Dr. Nabil Killiny
My research interests focus on the biology of pathogen-vector interfaces. Interactions between vector and pathogen vary from simple mechanical transmission to intricate interactions where the pathogens must develop and multiply within vectors. Our research focuses on the molecular characterization of different transmission systems including pathogens which colonize their vectors and either circulative or non-circulative in their vectors.
1-The circulative multiplicative systems:Spiroplasma citri/Circulifer haematoceps. Spiroplasmas ingested via phloem-sap feeding traverse the leafhopper gut wall, move into the haemolymph and invade the salivary glands, where they are introduced into the phloem of new host plant.
2- The multiplicative foregut-borne system: Xylella fastidiosa/Graphocephala atropunctata. X. fastidiosa cells colonize only the cibarium and precibarium of the sharpshooter vector’s foregut. The vector acquires and inoculates cells in the xylem sap of host plants during feeding.

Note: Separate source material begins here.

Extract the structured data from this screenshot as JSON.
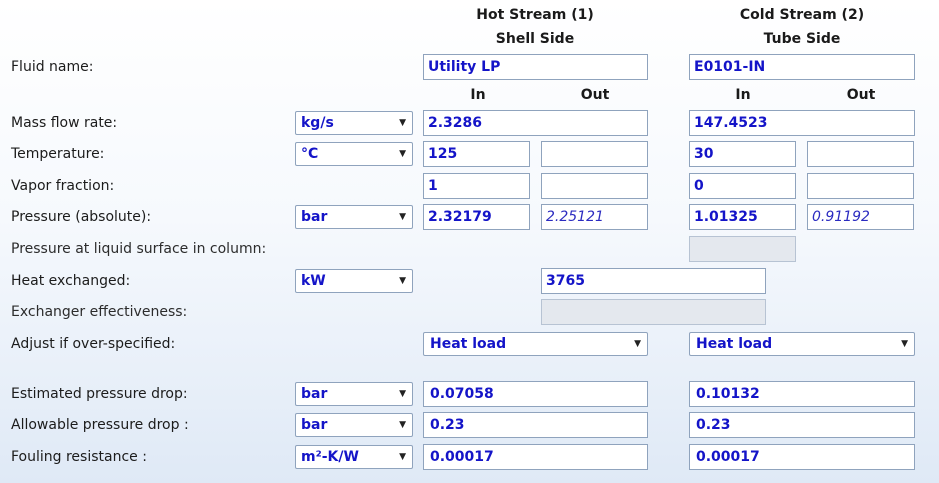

3- The circulative multiplicative system: Candidatus Liberibacter asiaticus/Diaphorina citri. The pathogen is phloem restricted in plant and transmitted by the Asian citrus psyllid.
The molecular characterization of the interactions between pathogen and its vector is important to understand the behavior of this pathogen and then target the transmission process using the appropriate strategy. Furthermore, in the context of sustainable agriculture we should use friendly environmental solutions. For that, developing alternative strategies based on the understanding pathogen-vector interactions is necessary.